Wong met entrepreneur Justin Hakuta, the son of inventor Ken Hakuta, at the wedding of their mutual friends in 2010.[42] At the time, Hakuta was a Fulbright Scholar and a student at Harvard Business School.[43] They married in 2014.[44] They have two daughters.[45] In April 2022, Wong and Hakuta announced they had separated.[46][47][48] Wong has stated that they remain “best friends”.[49][43][50] In December 2023, Wong filed for divorce, citing “irreconcilable differences”.[46]

Wong briefly dated actor Bill Hader in late 2022. In April 2023, they were reported to have resumed their relationship. They were shown together at the 75th Emmy Awards on January 15, 2024.[51][52]

Thats not a knock against Tucci (love you, Tuch). Its more that…Ive seen that film before. And that TV series. And that biopic inspired by a real-life figure whose documentary series on HBO won an Emmy. The “white guy in cashmere” is, for lack of a better word, tired. To that end, so is the white-woman-who-cracks trope. Weve been there, done that, and honestly, no one can top January Joness Betty Draper breakdown.

In Hollywood, the white man is the default. But no white man could do what Ali Wong did with Amy Lau. And thats just a fact.

Sam Reed is Glamours senior trending news and entertainment editor. You can follow her at @HereReedThis and @ugh_sam_.

In Wongs March 1 Hollywood Reporter cover story, reporter Rebecca Sun writes that Beef creator Lee Sung Jin had initially pictured a different version of the story based on his own real-life experience, one in which Steven Yeuns Danny Cho faced off not with a #GirlBoss but with a white guy—specifically “a Stanley Tucci type.”

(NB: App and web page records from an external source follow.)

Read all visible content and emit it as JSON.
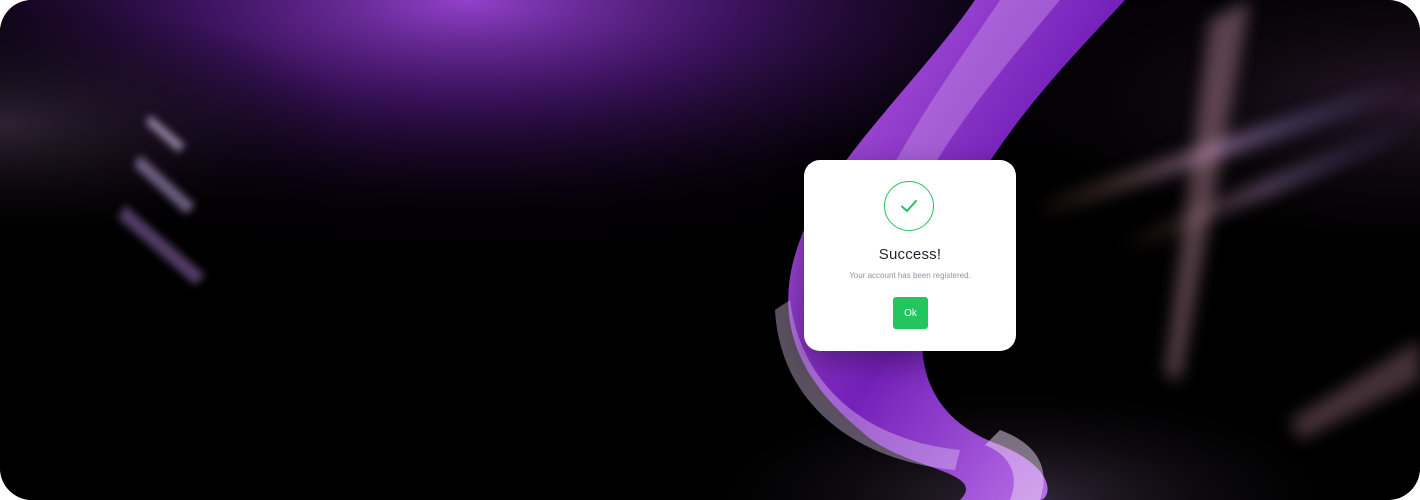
{
  "dialog": {
    "icon": "checkmark-circle-icon",
    "title": "Success!",
    "message": "Your account has been registered.",
    "ok_label": "Ok"
  },
  "colors": {
    "accent": "#22c55e",
    "title": "#1f2430",
    "message": "#8e95a3",
    "background": "#000000",
    "glow_purple": "#8e3fd0"
  },
  "background": {
    "description_icon": "abstract-purple-ribbon-image"
  }
}
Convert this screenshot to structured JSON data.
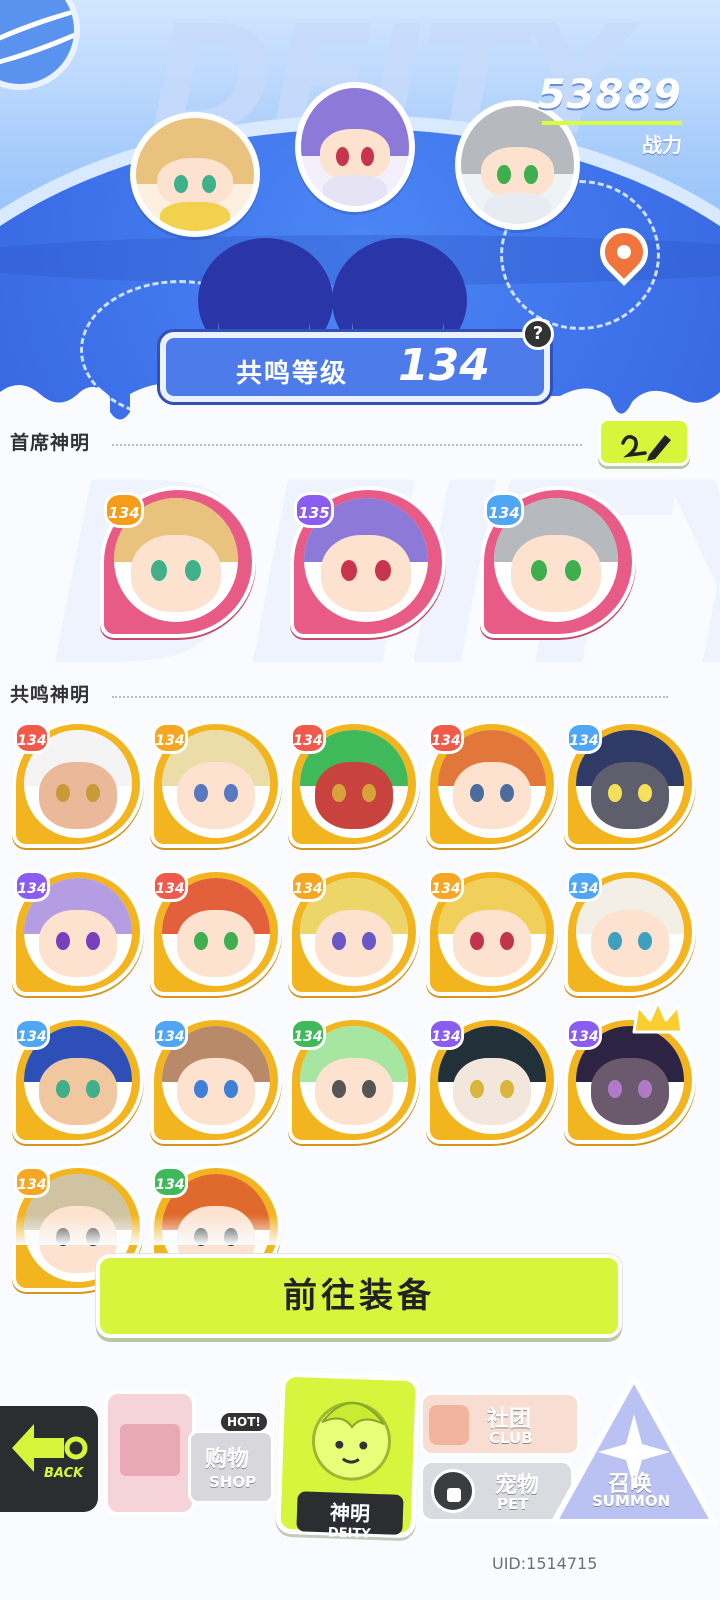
{
  "header": {
    "power_value": "53889",
    "power_label": "战力",
    "resonance_label": "共鸣等级",
    "resonance_level": "134",
    "help_glyph": "?"
  },
  "sections": {
    "chief_title": "首席神明",
    "resonance_title": "共鸣神明"
  },
  "chief_deities": [
    {
      "level": "134",
      "ring": "#e85b87",
      "badge": "#f59c1a",
      "hair": "#e9c27e",
      "eye": "#3fb08a",
      "body": "#f2d14d"
    },
    {
      "level": "135",
      "ring": "#e85b87",
      "badge": "#8a5cf0",
      "hair": "#8d7ad8",
      "eye": "#c8344e",
      "body": "#d9d4ef"
    },
    {
      "level": "134",
      "ring": "#e85b87",
      "badge": "#4fa6f2",
      "hair": "#b6b9be",
      "eye": "#3fae4f",
      "body": "#e7ecf2"
    }
  ],
  "resonance_deities": [
    {
      "level": "134",
      "badge": "#f05a4a",
      "hair": "#f4f4f4",
      "eye": "#c89a3a",
      "skin": "#e9b99a"
    },
    {
      "level": "134",
      "badge": "#f5a623",
      "hair": "#ecdca8",
      "eye": "#5a78c2",
      "skin": "#fde3cf"
    },
    {
      "level": "134",
      "badge": "#f05a4a",
      "hair": "#3fb95a",
      "eye": "#d9a13c",
      "skin": "#c8423e"
    },
    {
      "level": "134",
      "badge": "#f05a4a",
      "hair": "#e1773a",
      "eye": "#4d6c9e",
      "skin": "#fde3cf"
    },
    {
      "level": "134",
      "badge": "#4fa6f2",
      "hair": "#2f3b66",
      "eye": "#f3e15a",
      "skin": "#5f5e6d"
    },
    {
      "level": "134",
      "badge": "#8a5cf0",
      "hair": "#b59de3",
      "eye": "#7a3fbf",
      "skin": "#fde3cf"
    },
    {
      "level": "134",
      "badge": "#f05a4a",
      "hair": "#e2603c",
      "eye": "#3fae4f",
      "skin": "#fde3cf"
    },
    {
      "level": "134",
      "badge": "#f5a623",
      "hair": "#ecd66a",
      "eye": "#6a58c6",
      "skin": "#fde3cf"
    },
    {
      "level": "134",
      "badge": "#f5a623",
      "hair": "#f1cf5b",
      "eye": "#c0344e",
      "skin": "#fde3cf"
    },
    {
      "level": "134",
      "badge": "#4fa6f2",
      "hair": "#f3efe6",
      "eye": "#3f9fbf",
      "skin": "#fde3cf"
    },
    {
      "level": "134",
      "badge": "#4fa6f2",
      "hair": "#2f4fb8",
      "eye": "#3fb08a",
      "skin": "#f0c79f"
    },
    {
      "level": "134",
      "badge": "#4fa6f2",
      "hair": "#b98a6a",
      "eye": "#3f7fd8",
      "skin": "#fde3cf"
    },
    {
      "level": "134",
      "badge": "#3fb95a",
      "hair": "#a7e6a0",
      "eye": "#555555",
      "skin": "#fde3cf"
    },
    {
      "level": "134",
      "badge": "#8a5cf0",
      "hair": "#22303a",
      "eye": "#d9b53c",
      "skin": "#f3e6dc"
    },
    {
      "level": "134",
      "badge": "#8a5cf0",
      "hair": "#2d2342",
      "eye": "#b07ac8",
      "skin": "#6b5a6e"
    },
    {
      "level": "134",
      "badge": "#f5a623",
      "hair": "#cfc3a2",
      "eye": "#333333",
      "skin": "#fde3cf"
    },
    {
      "level": "134",
      "badge": "#3fb95a",
      "hair": "#e06a2c",
      "eye": "#333333",
      "skin": "#fde3cf"
    }
  ],
  "actions": {
    "equip_label": "前往装备"
  },
  "nav": {
    "back_label": "BACK",
    "shop_zh": "购物",
    "shop_en": "SHOP",
    "shop_hot": "HOT!",
    "deity_zh": "神明",
    "deity_en": "DEITY",
    "club_zh": "社团",
    "club_en": "CLUB",
    "pet_zh": "宠物",
    "pet_en": "PET",
    "summon_zh": "召唤",
    "summon_en": "SUMMON"
  },
  "footer": {
    "uid": "UID:1514715"
  },
  "colors": {
    "accent_lime": "#d8f53e",
    "planet_blue": "#3c6fe8",
    "card_gold": "#f3b51f",
    "chief_pink": "#e85b87"
  }
}
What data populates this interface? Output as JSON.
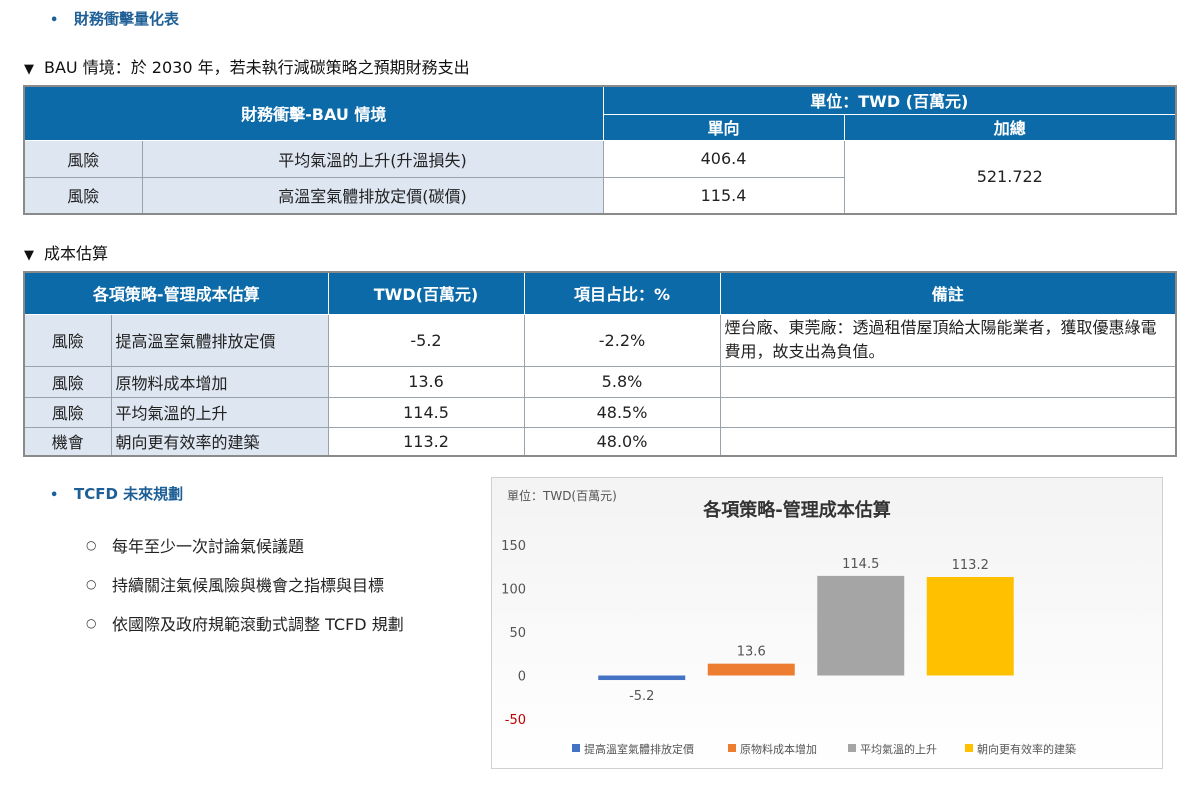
{
  "section1": {
    "bullet": "•",
    "title": "財務衝擊量化表"
  },
  "bau": {
    "heading": "BAU 情境：於 2030 年，若未執行減碳策略之預期財務支出",
    "table": {
      "header_left": "財務衝擊-BAU 情境",
      "header_unit": "單位：TWD (百萬元)",
      "col_single": "單向",
      "col_total": "加總",
      "rows": [
        {
          "type": "風險",
          "item": "平均氣溫的上升(升溫損失)",
          "value": "406.4"
        },
        {
          "type": "風險",
          "item": "高溫室氣體排放定價(碳價)",
          "value": "115.4"
        }
      ],
      "total": "521.722"
    }
  },
  "cost": {
    "heading": "成本估算",
    "table": {
      "headers": [
        "各項策略-管理成本估算",
        "TWD(百萬元)",
        "項目占比：%",
        "備註"
      ],
      "rows": [
        {
          "type": "風險",
          "item": "提高溫室氣體排放定價",
          "twd": "-5.2",
          "pct": "-2.2%",
          "note": "煙台廠、東莞廠：透過租借屋頂給太陽能業者，獲取優惠綠電費用，故支出為負值。"
        },
        {
          "type": "風險",
          "item": "原物料成本增加",
          "twd": "13.6",
          "pct": "5.8%",
          "note": ""
        },
        {
          "type": "風險",
          "item": "平均氣溫的上升",
          "twd": "114.5",
          "pct": "48.5%",
          "note": ""
        },
        {
          "type": "機會",
          "item": "朝向更有效率的建築",
          "twd": "113.2",
          "pct": "48.0%",
          "note": ""
        }
      ]
    }
  },
  "tcfd": {
    "bullet": "•",
    "title": "TCFD 未來規劃",
    "items": [
      "每年至少一次討論氣候議題",
      "持續關注氣候風險與機會之指標與目標",
      "依國際及政府規範滾動式調整 TCFD 規劃"
    ]
  },
  "chart_data": {
    "type": "bar",
    "title": "各項策略-管理成本估算",
    "unit_label": "單位：TWD(百萬元)",
    "categories": [
      "提高溫室氣體排放定價",
      "原物料成本增加",
      "平均氣溫的上升",
      "朝向更有效率的建築"
    ],
    "values": [
      -5.2,
      13.6,
      114.5,
      113.2
    ],
    "colors": [
      "#4472c4",
      "#ed7d31",
      "#a5a5a5",
      "#ffc000"
    ],
    "yticks": [
      150,
      100,
      50,
      0,
      -50
    ],
    "ylim": [
      -50,
      150
    ],
    "negative_tick_color": "#c00000",
    "grid": false,
    "legend": "bottom"
  }
}
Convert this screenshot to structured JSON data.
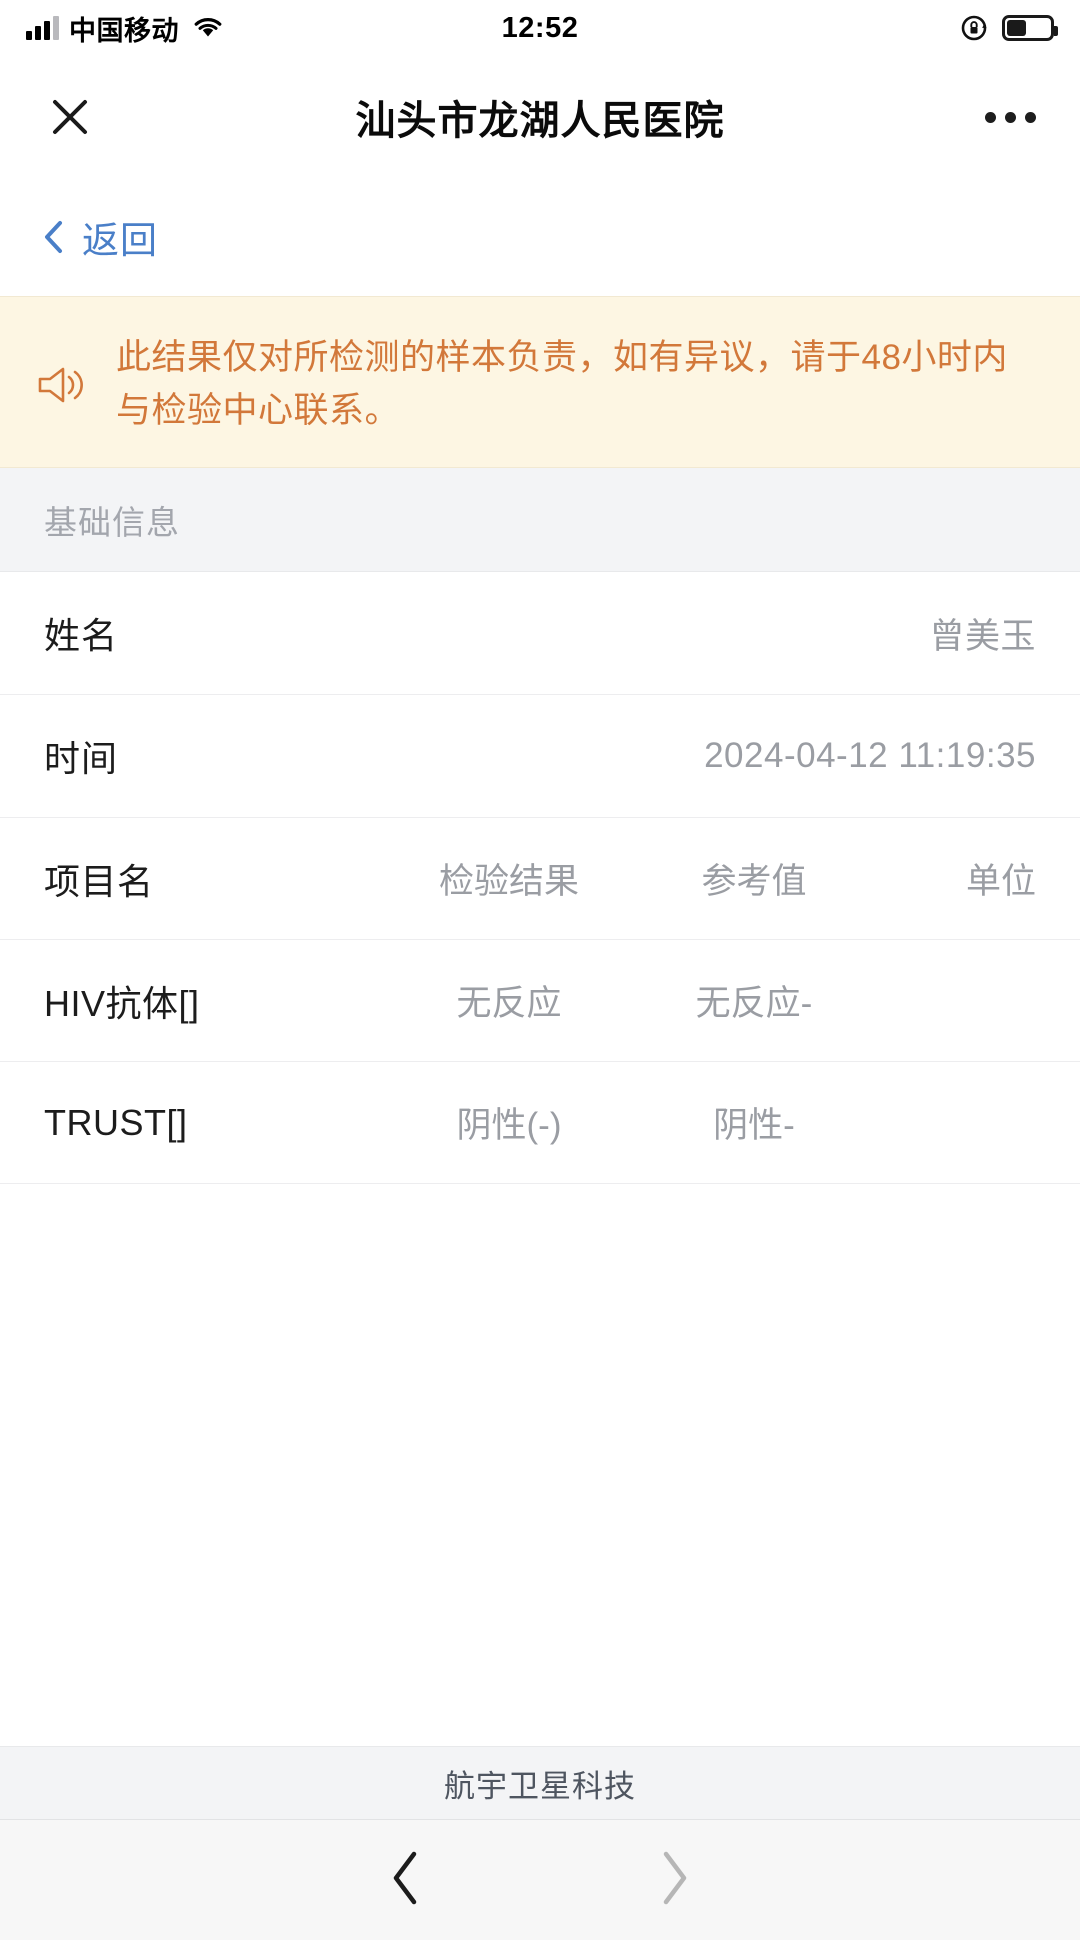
{
  "status_bar": {
    "carrier": "中国移动",
    "time": "12:52",
    "signal_icon": "signal-bars-icon",
    "wifi_icon": "wifi-icon",
    "rotation_lock_icon": "rotation-lock-icon",
    "battery_icon": "battery-icon",
    "battery_level_percent": 45
  },
  "navbar": {
    "title": "汕头市龙湖人民医院",
    "close_icon": "close-icon",
    "more_icon": "more-options-icon"
  },
  "back": {
    "label": "返回",
    "chevron_icon": "chevron-left-icon",
    "color": "#4a7fc8"
  },
  "notice": {
    "icon": "speaker-announcement-icon",
    "text": "此结果仅对所检测的样本负责，如有异议，请于48小时内与检验中心联系。",
    "text_color": "#d2783a",
    "background_color": "#fdf6e3"
  },
  "section": {
    "title": "基础信息"
  },
  "info": [
    {
      "label": "姓名",
      "value": "曾美玉"
    },
    {
      "label": "时间",
      "value": "2024-04-12 11:19:35"
    }
  ],
  "results_table": {
    "headers": [
      "项目名",
      "检验结果",
      "参考值",
      "单位"
    ],
    "rows": [
      {
        "name": "HIV抗体[]",
        "result": "无反应",
        "reference": "无反应-",
        "unit": ""
      },
      {
        "name": "TRUST[]",
        "result": "阴性(-)",
        "reference": "阴性-",
        "unit": ""
      }
    ]
  },
  "footer": {
    "brand": "航宇卫星科技"
  },
  "bottom_nav": {
    "back_icon": "chevron-left-icon",
    "forward_icon": "chevron-right-icon",
    "back_enabled_color": "#1c1c1c",
    "forward_disabled_color": "#b6b6b6"
  }
}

Id also be remiss not to mention that were “Amy Lau” to become “Adam Lawrence,” wed lose a forceful performance from Wong. Weve seen the comedian at her most outrageous (Baby Cobra is basically canon at this point), but in Beef she captures the nuanced layers of Amys life—like the code-switching that many Asian Americans, and specifically Asian American women, slip in and out of in predominantly white spaces. The perpetual smile, the soft-spoken voice, the unflinching mask in the face of casual racism. These are the kinds of subtleties we get only when the lead is Asian American.

Like Danny, Amy is in her 30s in the Netflix series. Amy masturbates with George’s handgun.

FAQ

What race is the woman in beef?

Ali Wong is the first woman of Asian descent to win lead acting Emmy – Los Angeles Times.

What was Amy’s job in beef?

I just finished watching BEEF on Netflix, starring Ali Wong in Amy’s role, a successful business owner who, despite her (apparently) well-put life, struggles with functional depression, and I want to give you my opinion about it.

What ethnicity is Amy from beef?

Lau, on the other hand, is a successful Vietnamese-Chinese American businesswoman, owner of a house plant store, Kōyōhaus, who lives with her stay-at-home Japanese-American ceramicist husband George Naikai (Joseph Lee) and their daughter June in a newly renovated home in Calabasas.

How old is Paul from beef supposed to be?

Throughout the entire show, Paul is always referred to as being a child, maybe a late teenager or early twenties. He plays video games and is into crypto which is quite common among people his age. Nothing unusual until episode 8 when Danny reveals that he threw away Paul’s college applications.

Related Posts